ankind. The party landed near Georgetown, S. C., April 19, 1777. They travelled by land to Philadelphia, where Lafayette immediately addressed a letter to Congress, asking leave to serve as a volunteer in the Continental army without pay. In consideration of his zeal and illustrious family and connections, that body gave him the commission of major-general, July 31, and Washington invited him to become a member of his military family. He joined the Continental army near a house on Neshaminy Creek in August. At that time he was less than twenty years of age. From that time until the close of the Lafayette in 1777 (from a French print). Revolution he was the bosom friend of the commander-in-chief and the untiring and effective champion of the patriot cause in the field and at the Court of his native country. He was ever ready to defend the honor of the Americans. To restrain British foragers and marauders, who were plundering the country for some distance around Philadelphi
Harper's Encyclopedia of United States History (ed. Benson Lossing), Walking purchase, the (search)
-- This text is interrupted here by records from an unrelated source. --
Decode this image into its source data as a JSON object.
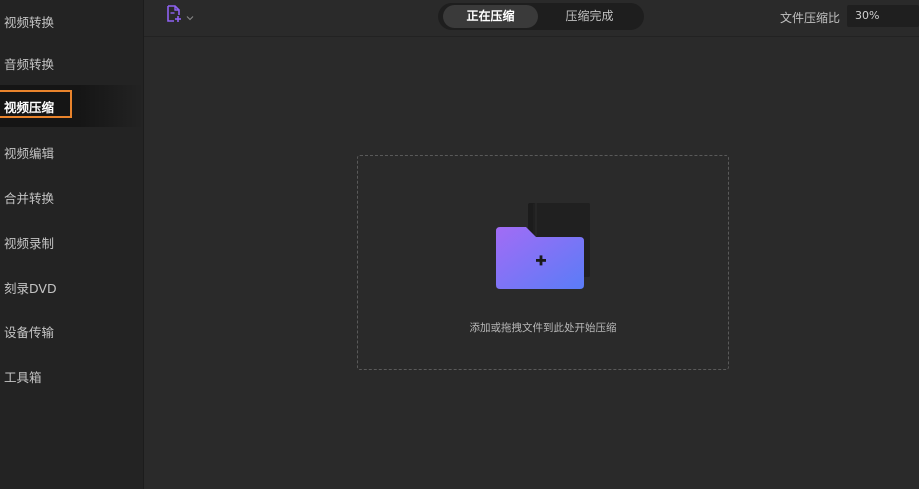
{
  "sidebar": {
    "items": [
      {
        "label": "视频转换"
      },
      {
        "label": "音频转换"
      },
      {
        "label": "视频压缩"
      },
      {
        "label": "视频编辑"
      },
      {
        "label": "合并转换"
      },
      {
        "label": "视频录制"
      },
      {
        "label": "刻录DVD"
      },
      {
        "label": "设备传输"
      },
      {
        "label": "工具箱"
      }
    ],
    "active_index": 2
  },
  "header": {
    "add_file_icon": "add-file-icon",
    "tabs": [
      {
        "label": "正在压缩",
        "active": true
      },
      {
        "label": "压缩完成",
        "active": false
      }
    ],
    "compress_ratio": {
      "label": "文件压缩比",
      "value": "30%"
    }
  },
  "dropzone": {
    "icon": "folder-plus-icon",
    "hint": "添加或拖拽文件到此处开始压缩"
  },
  "colors": {
    "background": "#2a2a2a",
    "sidebar": "#232323",
    "accent_outline": "#e8832c",
    "folder_gradient_start": "#9f6bf5",
    "folder_gradient_end": "#5a7cf7",
    "icon_purple": "#8e62f2"
  }
}
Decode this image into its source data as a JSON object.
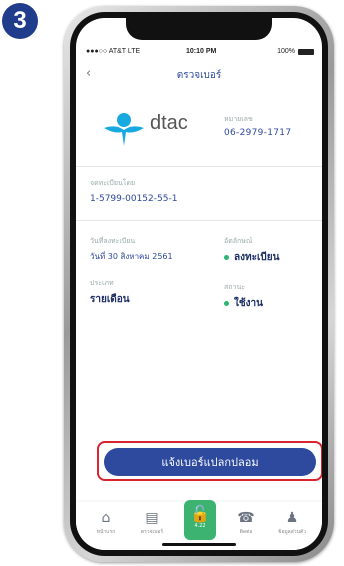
{
  "step_badge": "3",
  "status_bar": {
    "carrier": "●●●○○ AT&T LTE",
    "wifi_icon": "wifi-icon",
    "time": "10:10 PM",
    "battery_percent": "100%"
  },
  "nav": {
    "back_icon": "‹",
    "title": "ตรวจเบอร์"
  },
  "operator": {
    "logo_text": "dtac",
    "number_label": "หมายเลข",
    "number_value": "06-2979-1717"
  },
  "fields": {
    "id_label": "จดทะเบียนโดย",
    "id_value": "1-5799-00152-55-1",
    "reg_date_label": "วันที่ลงทะเบียน",
    "reg_date_value": "วันที่ 30 สิงหาคม 2561",
    "identity_label": "อัตลักษณ์",
    "identity_value": "ลงทะเบียน",
    "type_label": "ประเภท",
    "type_value": "รายเดือน",
    "status_label": "สถานะ",
    "status_value": "ใช้งาน"
  },
  "report_button": "แจ้งเบอร์แปลกปลอม",
  "tabs": [
    {
      "label": "หน้าแรก",
      "icon": "home-icon"
    },
    {
      "label": "ตรวจเบอร์",
      "icon": "id-card-icon"
    },
    {
      "label": "ติดต่อ",
      "icon": "phone-chat-icon"
    },
    {
      "label": "ข้อมูลส่วนตัว",
      "icon": "user-icon"
    }
  ],
  "center_lock": {
    "label": "4.22",
    "icon": "lock-icon"
  },
  "colors": {
    "primary": "#2d4a9e",
    "highlight": "#d9232d",
    "lock_green": "#3cb371",
    "status_dot": "#2bb673"
  }
}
Walking purchase, the In 1682 William Penn purchased of the Indians a tract of land in the present Bucks and Northampton counties, bounded on the east by the Delaware River, and in the interior at a point as far as a man could walk in three days. Penn and the Indians started on the walk, beginning at the mouth of Neshaminy Creek. At the end of a walk of a day and a half Penn concluded that it was as much land as he wanted, and a deed was given for the lands to that point—about 40 miles from the starting-place — in 1686. This agreement was confirmed by the Delawares in 1718, the year when Penn died. White settlers, however, went over this boundary to the Lehigh Hills. The Indians became uneasy, and, to put an end to disputes, a treaty was concluded in 1737, by which the limits of the tract were defined as in the deed of 1682—not beyond the Lehigh Hills, or about 40 miles from the place of the beginning of the walk. It was then proposed that a walk of a day and a half, as agr<